Your output is one number, the count of lines in the listing below that hold the word "High".

..........

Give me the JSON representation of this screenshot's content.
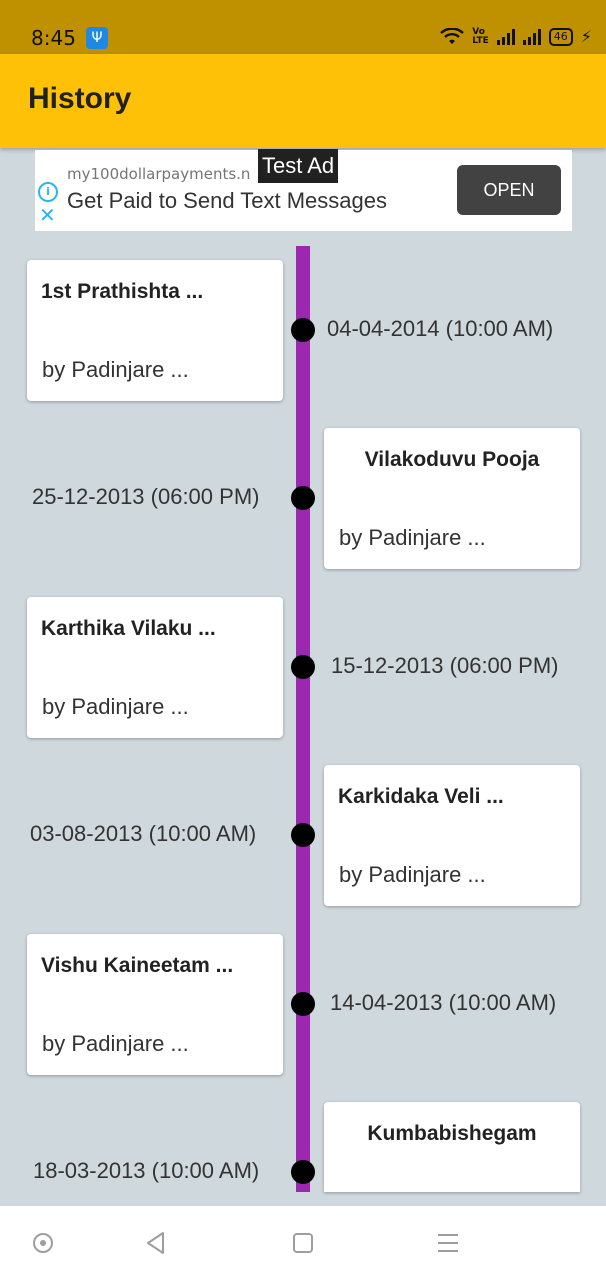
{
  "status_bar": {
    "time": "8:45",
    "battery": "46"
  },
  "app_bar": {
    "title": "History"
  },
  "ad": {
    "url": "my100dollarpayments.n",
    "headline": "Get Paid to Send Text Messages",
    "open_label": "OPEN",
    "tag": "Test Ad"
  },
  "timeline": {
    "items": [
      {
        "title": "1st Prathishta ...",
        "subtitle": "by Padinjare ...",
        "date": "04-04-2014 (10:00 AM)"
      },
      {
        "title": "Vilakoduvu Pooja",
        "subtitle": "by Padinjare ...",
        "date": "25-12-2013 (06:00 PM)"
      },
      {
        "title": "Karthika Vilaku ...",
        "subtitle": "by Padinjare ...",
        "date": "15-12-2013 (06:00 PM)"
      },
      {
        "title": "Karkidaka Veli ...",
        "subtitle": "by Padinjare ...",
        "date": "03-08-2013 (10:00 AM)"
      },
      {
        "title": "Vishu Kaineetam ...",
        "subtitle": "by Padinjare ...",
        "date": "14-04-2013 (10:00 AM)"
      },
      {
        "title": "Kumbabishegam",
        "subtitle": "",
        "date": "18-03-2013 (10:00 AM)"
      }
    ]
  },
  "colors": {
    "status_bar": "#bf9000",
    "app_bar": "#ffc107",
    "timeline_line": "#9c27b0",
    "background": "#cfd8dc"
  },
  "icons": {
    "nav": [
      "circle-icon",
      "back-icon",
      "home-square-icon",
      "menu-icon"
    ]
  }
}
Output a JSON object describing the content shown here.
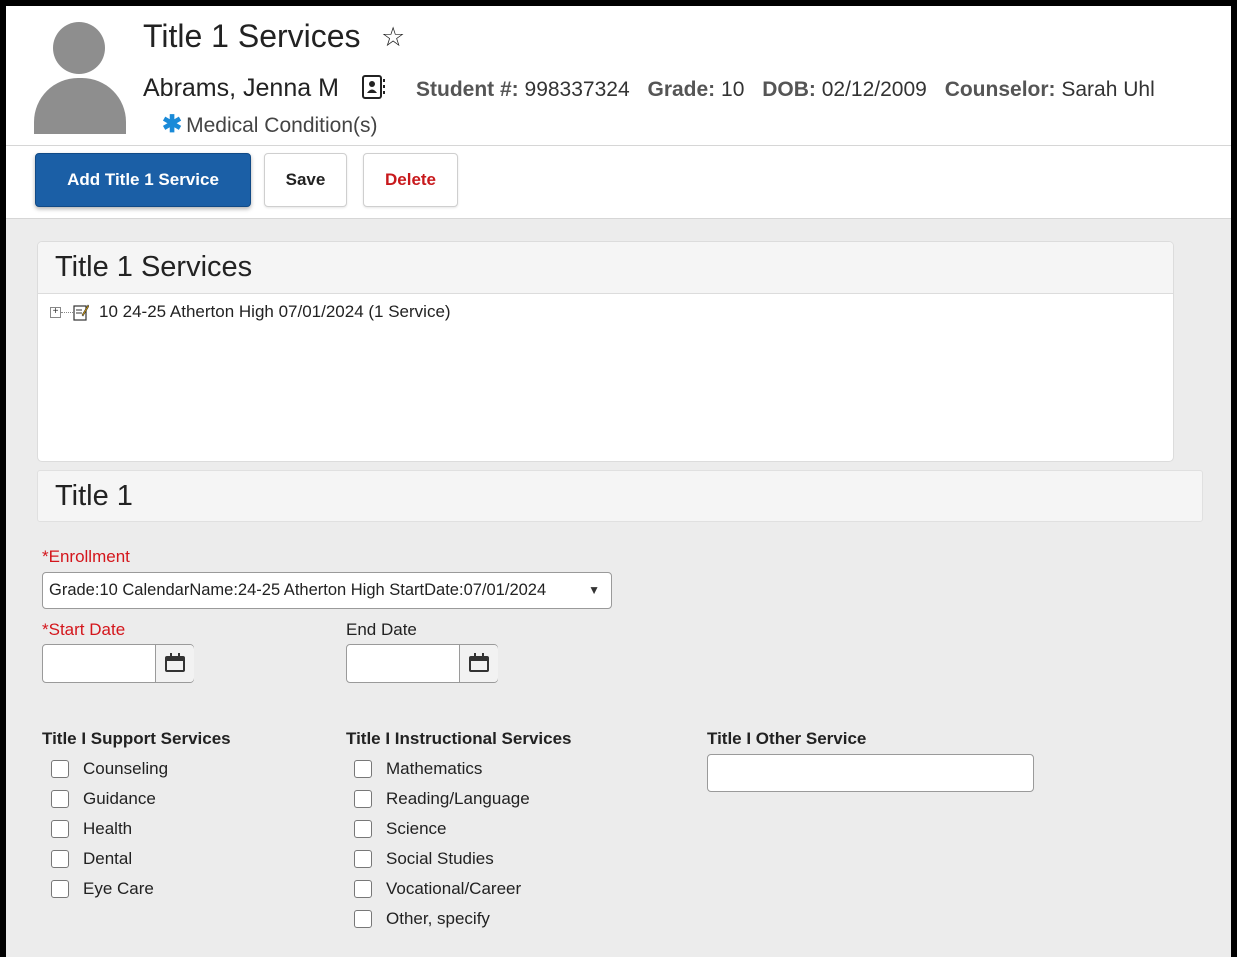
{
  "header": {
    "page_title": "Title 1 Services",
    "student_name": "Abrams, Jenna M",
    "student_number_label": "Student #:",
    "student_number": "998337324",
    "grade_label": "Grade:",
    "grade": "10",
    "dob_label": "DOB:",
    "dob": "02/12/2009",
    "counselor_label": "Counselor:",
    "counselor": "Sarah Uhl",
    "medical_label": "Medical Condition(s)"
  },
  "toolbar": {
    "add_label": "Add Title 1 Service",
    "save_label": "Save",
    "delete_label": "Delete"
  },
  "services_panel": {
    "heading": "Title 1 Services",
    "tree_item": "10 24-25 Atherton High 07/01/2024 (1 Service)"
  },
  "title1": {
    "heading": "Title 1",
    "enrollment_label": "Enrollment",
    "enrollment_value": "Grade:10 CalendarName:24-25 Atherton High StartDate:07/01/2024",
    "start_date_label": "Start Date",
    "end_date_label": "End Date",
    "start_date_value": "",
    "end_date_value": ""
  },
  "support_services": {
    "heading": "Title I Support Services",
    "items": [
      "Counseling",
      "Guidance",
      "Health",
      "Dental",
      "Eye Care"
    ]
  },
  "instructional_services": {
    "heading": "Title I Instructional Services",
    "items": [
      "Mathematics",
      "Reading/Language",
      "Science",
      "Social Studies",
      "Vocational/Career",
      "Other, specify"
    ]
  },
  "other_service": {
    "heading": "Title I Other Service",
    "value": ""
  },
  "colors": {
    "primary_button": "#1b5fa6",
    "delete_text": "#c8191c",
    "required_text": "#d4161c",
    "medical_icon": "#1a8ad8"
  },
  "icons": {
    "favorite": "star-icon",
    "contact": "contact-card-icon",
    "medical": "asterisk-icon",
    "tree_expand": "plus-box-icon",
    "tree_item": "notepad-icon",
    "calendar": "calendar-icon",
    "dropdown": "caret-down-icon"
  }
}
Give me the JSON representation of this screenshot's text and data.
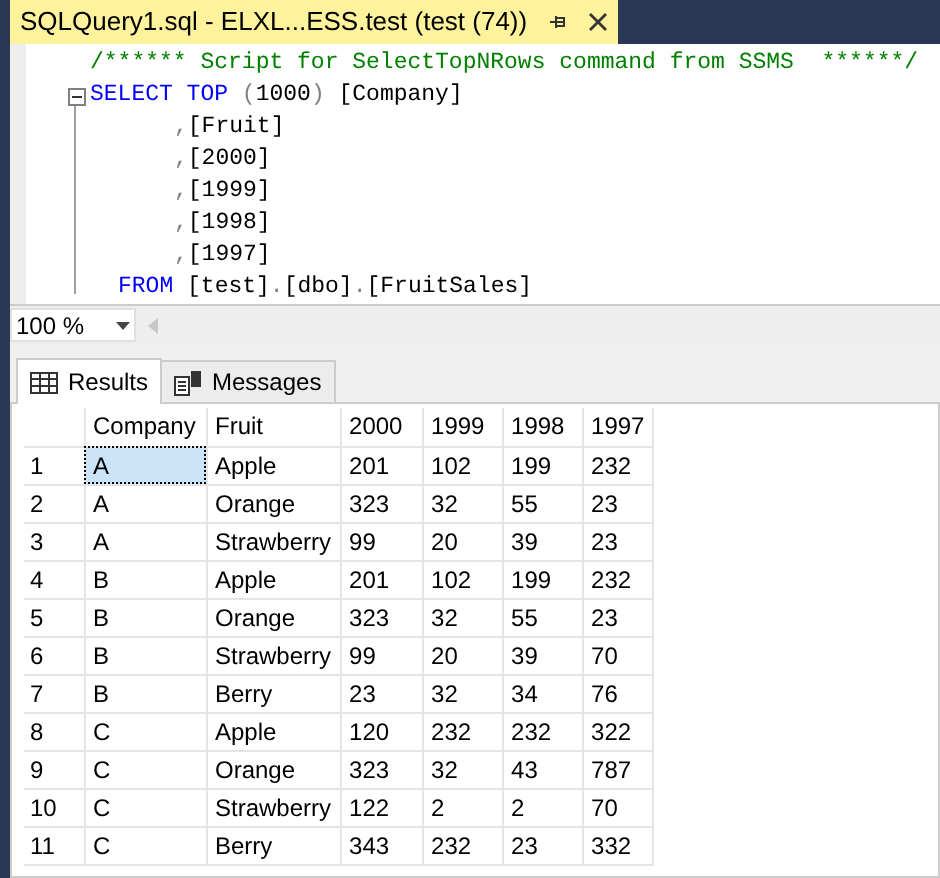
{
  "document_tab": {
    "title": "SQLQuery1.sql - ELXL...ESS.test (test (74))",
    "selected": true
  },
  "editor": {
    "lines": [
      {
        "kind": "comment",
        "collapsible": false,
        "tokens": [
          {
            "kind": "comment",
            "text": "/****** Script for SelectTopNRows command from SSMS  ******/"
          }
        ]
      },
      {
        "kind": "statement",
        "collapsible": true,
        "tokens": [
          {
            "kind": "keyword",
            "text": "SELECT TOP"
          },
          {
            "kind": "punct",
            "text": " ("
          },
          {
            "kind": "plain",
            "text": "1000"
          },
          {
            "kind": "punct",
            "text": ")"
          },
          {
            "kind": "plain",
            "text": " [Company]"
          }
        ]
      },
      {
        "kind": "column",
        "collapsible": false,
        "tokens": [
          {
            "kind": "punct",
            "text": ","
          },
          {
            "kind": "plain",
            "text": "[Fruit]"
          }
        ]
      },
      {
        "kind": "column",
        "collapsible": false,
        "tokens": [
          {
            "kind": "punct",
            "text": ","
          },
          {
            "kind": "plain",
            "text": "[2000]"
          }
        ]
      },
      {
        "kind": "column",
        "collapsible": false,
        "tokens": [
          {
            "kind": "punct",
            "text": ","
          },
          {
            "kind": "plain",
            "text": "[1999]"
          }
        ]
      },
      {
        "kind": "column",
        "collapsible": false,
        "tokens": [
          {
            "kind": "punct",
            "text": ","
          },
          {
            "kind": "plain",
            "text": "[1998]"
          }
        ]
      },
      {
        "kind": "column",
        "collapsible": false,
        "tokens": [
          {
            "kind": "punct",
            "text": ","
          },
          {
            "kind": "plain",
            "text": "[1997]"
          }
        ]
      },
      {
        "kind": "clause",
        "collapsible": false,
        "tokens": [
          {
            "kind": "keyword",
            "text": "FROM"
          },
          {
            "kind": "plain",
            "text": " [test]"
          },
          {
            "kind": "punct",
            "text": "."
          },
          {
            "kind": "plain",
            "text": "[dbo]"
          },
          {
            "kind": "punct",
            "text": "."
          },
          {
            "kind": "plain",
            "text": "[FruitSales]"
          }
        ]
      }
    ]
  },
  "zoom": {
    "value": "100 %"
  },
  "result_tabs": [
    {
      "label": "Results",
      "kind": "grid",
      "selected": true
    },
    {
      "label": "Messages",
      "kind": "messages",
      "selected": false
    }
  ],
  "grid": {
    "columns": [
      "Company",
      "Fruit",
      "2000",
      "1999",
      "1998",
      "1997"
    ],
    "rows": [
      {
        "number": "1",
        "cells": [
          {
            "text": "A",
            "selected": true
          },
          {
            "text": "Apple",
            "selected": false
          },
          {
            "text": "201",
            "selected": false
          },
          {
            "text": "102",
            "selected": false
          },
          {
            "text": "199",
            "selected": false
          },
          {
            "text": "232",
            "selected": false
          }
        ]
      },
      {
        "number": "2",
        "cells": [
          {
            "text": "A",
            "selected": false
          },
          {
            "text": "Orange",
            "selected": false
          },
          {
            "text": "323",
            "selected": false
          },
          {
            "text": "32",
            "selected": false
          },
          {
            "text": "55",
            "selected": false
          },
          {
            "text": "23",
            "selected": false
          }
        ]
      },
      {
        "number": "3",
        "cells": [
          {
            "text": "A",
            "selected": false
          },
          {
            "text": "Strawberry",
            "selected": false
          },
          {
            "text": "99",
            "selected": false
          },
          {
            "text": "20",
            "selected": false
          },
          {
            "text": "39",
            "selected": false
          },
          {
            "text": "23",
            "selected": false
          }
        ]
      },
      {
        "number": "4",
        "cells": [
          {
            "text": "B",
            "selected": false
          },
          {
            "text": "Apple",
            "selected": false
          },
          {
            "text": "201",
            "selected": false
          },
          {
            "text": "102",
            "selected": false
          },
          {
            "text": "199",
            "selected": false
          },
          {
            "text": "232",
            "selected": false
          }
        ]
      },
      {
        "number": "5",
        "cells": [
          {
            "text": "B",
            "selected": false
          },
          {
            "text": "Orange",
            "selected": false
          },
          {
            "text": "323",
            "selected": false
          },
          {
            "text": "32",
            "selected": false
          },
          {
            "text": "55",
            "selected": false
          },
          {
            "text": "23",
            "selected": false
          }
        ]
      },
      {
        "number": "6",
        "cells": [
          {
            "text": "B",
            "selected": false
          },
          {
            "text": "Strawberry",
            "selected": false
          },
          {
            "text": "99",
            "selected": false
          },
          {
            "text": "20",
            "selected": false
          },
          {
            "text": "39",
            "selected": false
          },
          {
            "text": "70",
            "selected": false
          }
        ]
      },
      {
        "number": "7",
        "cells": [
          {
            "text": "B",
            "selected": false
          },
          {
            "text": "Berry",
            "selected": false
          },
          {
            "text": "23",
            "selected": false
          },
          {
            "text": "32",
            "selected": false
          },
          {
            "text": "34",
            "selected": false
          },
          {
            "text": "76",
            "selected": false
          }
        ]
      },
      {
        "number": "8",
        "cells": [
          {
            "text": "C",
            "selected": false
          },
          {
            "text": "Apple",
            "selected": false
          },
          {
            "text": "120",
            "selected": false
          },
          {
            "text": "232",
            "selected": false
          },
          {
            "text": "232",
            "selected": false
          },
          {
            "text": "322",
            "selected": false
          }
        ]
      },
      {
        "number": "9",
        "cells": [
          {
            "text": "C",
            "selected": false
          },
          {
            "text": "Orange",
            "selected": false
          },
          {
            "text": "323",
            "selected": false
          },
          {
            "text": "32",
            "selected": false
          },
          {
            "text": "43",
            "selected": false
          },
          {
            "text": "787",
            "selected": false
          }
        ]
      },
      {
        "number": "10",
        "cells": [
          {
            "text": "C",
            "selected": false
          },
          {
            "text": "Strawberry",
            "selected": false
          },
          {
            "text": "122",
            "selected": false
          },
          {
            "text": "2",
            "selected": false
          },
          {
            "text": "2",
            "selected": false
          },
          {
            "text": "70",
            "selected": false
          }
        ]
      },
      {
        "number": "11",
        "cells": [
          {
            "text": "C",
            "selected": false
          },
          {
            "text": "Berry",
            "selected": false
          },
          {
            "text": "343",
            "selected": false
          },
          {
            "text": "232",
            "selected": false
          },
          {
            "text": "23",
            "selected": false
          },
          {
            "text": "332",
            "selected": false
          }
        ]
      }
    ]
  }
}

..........

Completed task |
2